For example, consider some of Amazon’s alleged business operations:
- Pricing at a significant loss. Unfair competition.
- Amassing vast stores of market data. Unfair advantage.
- Buying up smaller, potentially competitive companies. Unfair trade practices.
Just like the railroad trusts all those years ago, several Democrats have suggested that Facebook and Google be split up. Instagram, say goodbye to Facebook; YouTube, say goodbye to Google. ‘These firms essentially provide infrastructure to the digital age’, Khan told the BBC. What remains to be seen is what she’ll do about it.
The First Steps…
Currently, the FTC is suing Facebook for its social network monopoly and will soon evaluate Amazon as well. Biden is fully intent on breaking apart the firms that have ruled much of the American public for so long—and he has bipartisan support. So it’s no surprise that tech organisations are riled up.
‘Antitrust populism is inevitably going to become the governmental policy stance’, said Aurelien Portuese, the Director of Anti-Trust and Innovation Policy at the Information Technology and Innovation Foundation. ‘ [It will] cause lasting self-inflicted damage that benefits foreign, less meritorious rivals’.
But in 2021, tech companies may be on the losing side of public sentiment. Both Republicans and Democrats in the Senate have taken a highly aggressive anti-trust approach, and even intense trade and technology competition with China can’t stop lawmakers from investigating Big Tech.
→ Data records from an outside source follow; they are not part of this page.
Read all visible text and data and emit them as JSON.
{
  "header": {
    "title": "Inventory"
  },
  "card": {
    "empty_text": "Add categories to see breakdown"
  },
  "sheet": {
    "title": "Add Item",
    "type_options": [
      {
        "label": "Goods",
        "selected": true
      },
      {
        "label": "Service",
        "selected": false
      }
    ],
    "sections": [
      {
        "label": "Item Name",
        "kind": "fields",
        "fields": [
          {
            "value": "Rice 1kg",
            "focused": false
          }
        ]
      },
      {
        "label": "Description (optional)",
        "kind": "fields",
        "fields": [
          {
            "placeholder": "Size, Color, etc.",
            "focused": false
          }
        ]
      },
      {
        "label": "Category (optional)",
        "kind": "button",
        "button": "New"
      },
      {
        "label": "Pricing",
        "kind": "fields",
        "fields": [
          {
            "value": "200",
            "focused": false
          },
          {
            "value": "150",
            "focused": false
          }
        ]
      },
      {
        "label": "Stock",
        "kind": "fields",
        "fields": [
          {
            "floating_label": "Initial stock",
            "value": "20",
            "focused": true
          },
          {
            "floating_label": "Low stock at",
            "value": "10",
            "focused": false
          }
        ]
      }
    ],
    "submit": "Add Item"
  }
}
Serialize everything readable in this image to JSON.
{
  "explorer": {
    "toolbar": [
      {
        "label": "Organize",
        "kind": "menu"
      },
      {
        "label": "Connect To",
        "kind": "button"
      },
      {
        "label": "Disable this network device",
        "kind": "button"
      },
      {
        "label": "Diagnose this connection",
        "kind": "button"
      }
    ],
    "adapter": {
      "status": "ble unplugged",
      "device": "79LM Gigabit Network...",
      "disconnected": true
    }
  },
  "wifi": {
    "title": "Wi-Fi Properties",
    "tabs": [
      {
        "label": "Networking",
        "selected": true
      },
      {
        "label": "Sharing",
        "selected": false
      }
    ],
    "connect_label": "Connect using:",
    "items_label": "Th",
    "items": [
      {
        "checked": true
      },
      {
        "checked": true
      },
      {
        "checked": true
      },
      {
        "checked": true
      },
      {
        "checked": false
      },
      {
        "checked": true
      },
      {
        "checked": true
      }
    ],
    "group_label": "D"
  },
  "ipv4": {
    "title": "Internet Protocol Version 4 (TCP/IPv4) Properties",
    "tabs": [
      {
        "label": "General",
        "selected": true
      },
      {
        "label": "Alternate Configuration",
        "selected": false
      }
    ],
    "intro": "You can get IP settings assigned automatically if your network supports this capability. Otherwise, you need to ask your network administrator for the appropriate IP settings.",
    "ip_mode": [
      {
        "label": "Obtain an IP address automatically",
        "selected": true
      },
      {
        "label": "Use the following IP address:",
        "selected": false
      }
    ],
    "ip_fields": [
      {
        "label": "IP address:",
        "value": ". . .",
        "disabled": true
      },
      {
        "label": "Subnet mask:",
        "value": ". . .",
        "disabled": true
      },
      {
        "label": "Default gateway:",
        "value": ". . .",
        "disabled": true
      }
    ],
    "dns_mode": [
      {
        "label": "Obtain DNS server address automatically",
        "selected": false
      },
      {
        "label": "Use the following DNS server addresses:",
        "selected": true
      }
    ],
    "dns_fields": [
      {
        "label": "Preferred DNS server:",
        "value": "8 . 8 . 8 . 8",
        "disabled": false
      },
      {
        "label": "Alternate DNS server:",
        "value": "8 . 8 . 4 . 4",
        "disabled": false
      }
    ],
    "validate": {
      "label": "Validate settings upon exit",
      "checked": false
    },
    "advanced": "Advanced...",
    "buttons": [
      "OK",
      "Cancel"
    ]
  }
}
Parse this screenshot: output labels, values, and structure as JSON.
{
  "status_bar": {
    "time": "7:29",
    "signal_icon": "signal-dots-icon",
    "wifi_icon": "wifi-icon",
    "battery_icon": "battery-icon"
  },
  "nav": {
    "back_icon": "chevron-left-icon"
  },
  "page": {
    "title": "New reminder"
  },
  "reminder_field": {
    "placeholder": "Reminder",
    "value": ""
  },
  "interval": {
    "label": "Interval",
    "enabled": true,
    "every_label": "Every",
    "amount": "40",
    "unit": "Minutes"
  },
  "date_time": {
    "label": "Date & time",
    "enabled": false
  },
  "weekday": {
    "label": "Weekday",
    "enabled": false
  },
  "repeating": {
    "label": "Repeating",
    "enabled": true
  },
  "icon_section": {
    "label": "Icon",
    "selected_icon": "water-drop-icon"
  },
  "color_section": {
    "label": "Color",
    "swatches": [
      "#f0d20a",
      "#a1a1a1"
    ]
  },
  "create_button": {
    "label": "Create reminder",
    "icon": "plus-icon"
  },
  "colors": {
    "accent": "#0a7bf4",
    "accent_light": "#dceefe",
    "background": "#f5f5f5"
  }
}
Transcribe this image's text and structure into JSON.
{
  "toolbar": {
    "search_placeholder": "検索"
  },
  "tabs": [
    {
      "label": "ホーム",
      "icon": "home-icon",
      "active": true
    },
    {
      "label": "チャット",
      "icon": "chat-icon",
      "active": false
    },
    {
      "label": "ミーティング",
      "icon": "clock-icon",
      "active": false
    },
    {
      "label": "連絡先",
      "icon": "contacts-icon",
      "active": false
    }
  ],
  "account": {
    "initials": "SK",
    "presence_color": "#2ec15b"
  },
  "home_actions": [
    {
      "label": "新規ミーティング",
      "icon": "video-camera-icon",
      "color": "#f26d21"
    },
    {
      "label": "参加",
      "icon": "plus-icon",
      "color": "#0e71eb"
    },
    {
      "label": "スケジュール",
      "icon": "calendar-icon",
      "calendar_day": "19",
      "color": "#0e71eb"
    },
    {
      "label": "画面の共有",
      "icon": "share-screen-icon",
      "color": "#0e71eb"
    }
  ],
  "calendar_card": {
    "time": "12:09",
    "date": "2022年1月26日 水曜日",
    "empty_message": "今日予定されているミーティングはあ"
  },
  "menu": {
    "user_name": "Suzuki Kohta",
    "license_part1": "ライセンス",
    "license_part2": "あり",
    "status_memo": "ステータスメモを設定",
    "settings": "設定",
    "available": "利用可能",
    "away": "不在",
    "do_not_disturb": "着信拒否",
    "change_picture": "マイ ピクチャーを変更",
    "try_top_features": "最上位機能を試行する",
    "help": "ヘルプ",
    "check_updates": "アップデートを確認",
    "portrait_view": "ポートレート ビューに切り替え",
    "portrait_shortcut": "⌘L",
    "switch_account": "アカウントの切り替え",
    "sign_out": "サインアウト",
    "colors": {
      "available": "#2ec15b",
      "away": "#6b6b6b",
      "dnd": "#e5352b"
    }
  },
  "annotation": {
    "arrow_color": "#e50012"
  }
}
The majority, in fact, may agree with Khan’s sentiment: ‘Even when services are good for consumers, they can hurt a whole set of other interests—be it workers, business formation, or democracy at large’.